As I have mentioned numerous times, I was obsessed with science and technology as a child. I was especially fond of robots—both real and fictional. The magazines I read showed glossy photos of household robots that could vacuum the carpet and serve drinks; it was clear that human beings would no longer have to do such menial tasks in the future. It was less clear that robots would ever be able to do truly useful tasks like repairing the plumbing or washing the windows, but this was unimportant to me. All I cared about was that robots were cool. If they could move around and impress my friends, that would be good enough.
Naturally, I dreamed of someday building my own robot, and even made an abortive attempt to do so when I was about 12. But I was equally happy tinkering with smaller, less-ambitious projects. My bedroom was always full of wires, batteries, motors, solar cells, and electronic doohickeys of all sorts. When I wasn’t disassembling a TV or radio, I spent a lot of time (and money) in Radio Shack buying components that I could assemble into some amazing contraption. The only problem (apart from my rather incomplete grasp of electronics) was that I had trouble figuring out exactly what I should make. What task needed to be done that a gadget could perform? I couldn’t figure it out. So I was constantly asking my mother, “What can I invent?” She’d invariably say, “If I told you, then I’d be the one inventing it.” That was beside the point, of course—it was really the engineering I was interested in, not the idea-generation itself.
A little over 500 years earlier, Leonardo da Vinci was in just the opposite situation: coming up with ideas for inventions left and right, but doing comparatively little in the way of actual experimentation and implementation.

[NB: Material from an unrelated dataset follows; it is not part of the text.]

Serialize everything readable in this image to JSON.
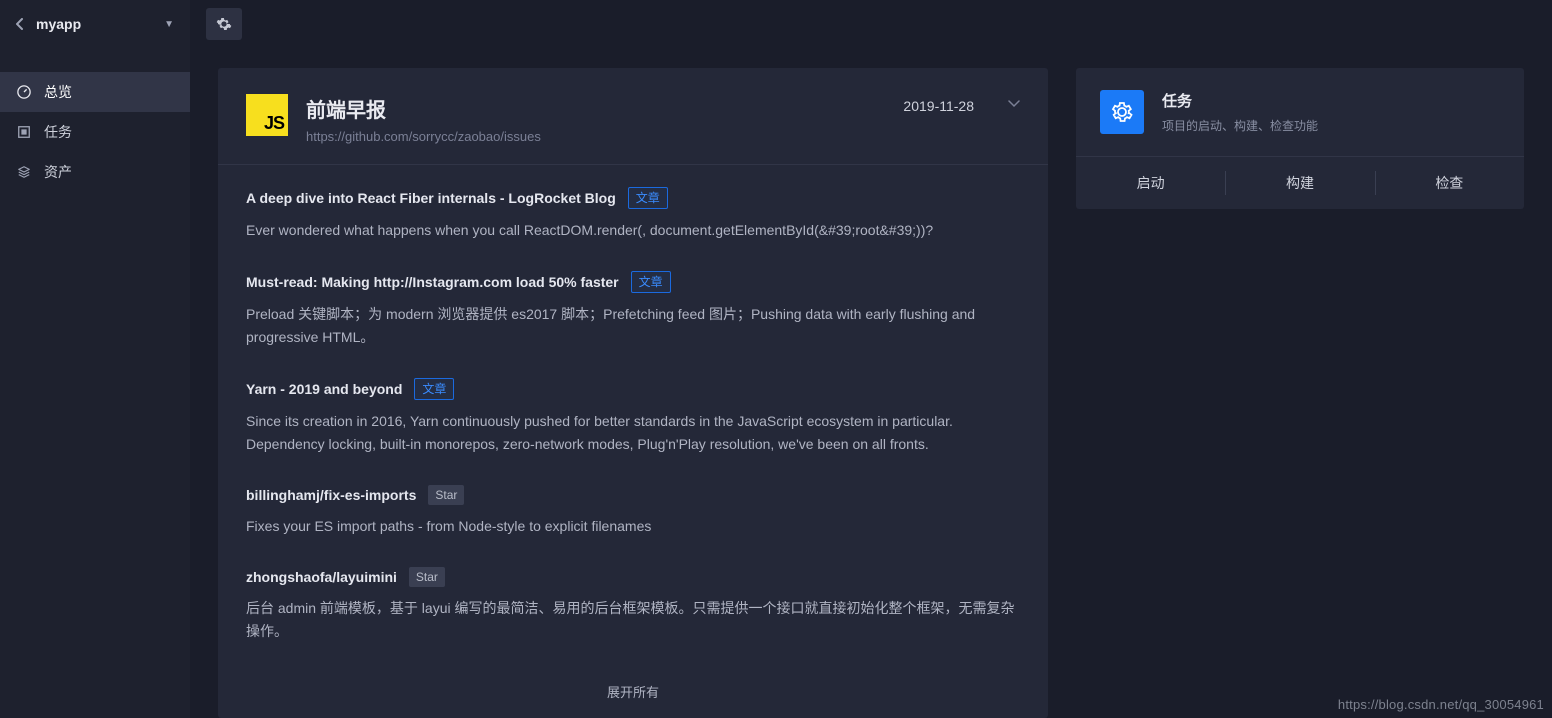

Of course, I do not in any way mean to belittle Leonardo’s remarkable achievements in so many different fields, but he did have somewhat of a reputation for coming up with half-baked ideas that were never constructed—and in many cases, wouldn’t have worked if they had been. His human-powered helicopter design is perhaps the best-known of these wouldn’t-it-be-nice “inventions.” On the other hand, Leonardo’s sketches did contain a lot of designs that showed uncanny cleverness and sophistication, far ahead of his time. Among these are drawings that experts today believe were designs for robots—which, if true, would make Leonardo the world’s first roboticist.
The sketches in question were made around 1495, but were unknown until an Italian scholar named Carlo Pedretti found them in the 1950s. Nothing in the several pages of drawings looks like a complete robot; the gears, pulleys, cables, and so on appear to untrained eyes to be random machine components. But Pedretti believed that taken together, they could represent the plan for a mechanical man. Leonardo apparently intended a suit of armor to be used as the robot’s body. Several decades after the sketches’ discovery, a robotics expert named Mark Rosheim came across Pedretti’s description of Leonardo’s robot. Rosheim studied the drawings extensively and, using computer simulations, determined exactly how they could have fit together to form a humanoid robot. The digital model of the robot showed that it could sit up, wave its arms, bend its legs, move its head, and open and close its jaw; a mechanical apparatus in the chest controlled arm movements, while an external crank moved the legs.
Getting with the Program
Leonardo’s humanoid robot was clearly based on his long and detailed study of human anatomy—the same research that had led to his famous Vitruvian Man drawing and its accompanying list of proportions in about 1490. But apparently, this was not Leonardo’s first foray into the world of robotics. An earlier drawing, from 1478, was thought for years to be the design for a spring-powered cart. But Rosheim’s analysis showed that it was much more than that. The mechanism inside could be adjusted (by replacing various cams) to determine the course the cart would travel. In other words, it was, in a manner of speaking, a programmable analog computer—and since it was also mobile, it could be considered a robot.
Most experts consider it unlikely that Leonardo ever built the robots shown in the sketches. Rosheim, however, did build a reproduction of the cart, as well as a version of the robot that maintained Leonardo’s overall design but substituted a few pieces of modern technology, such as electric motors. Both functioned as Rosheim’s computer models had predicted, meaning that Leonardo’s designs were right on the money, even if he never did build them. The robot doesn’t do anything useful—unless you consider entertaining and impressing your friends useful, which I certainly do. I’m sure Leonardo would have agreed. —Joe Kissell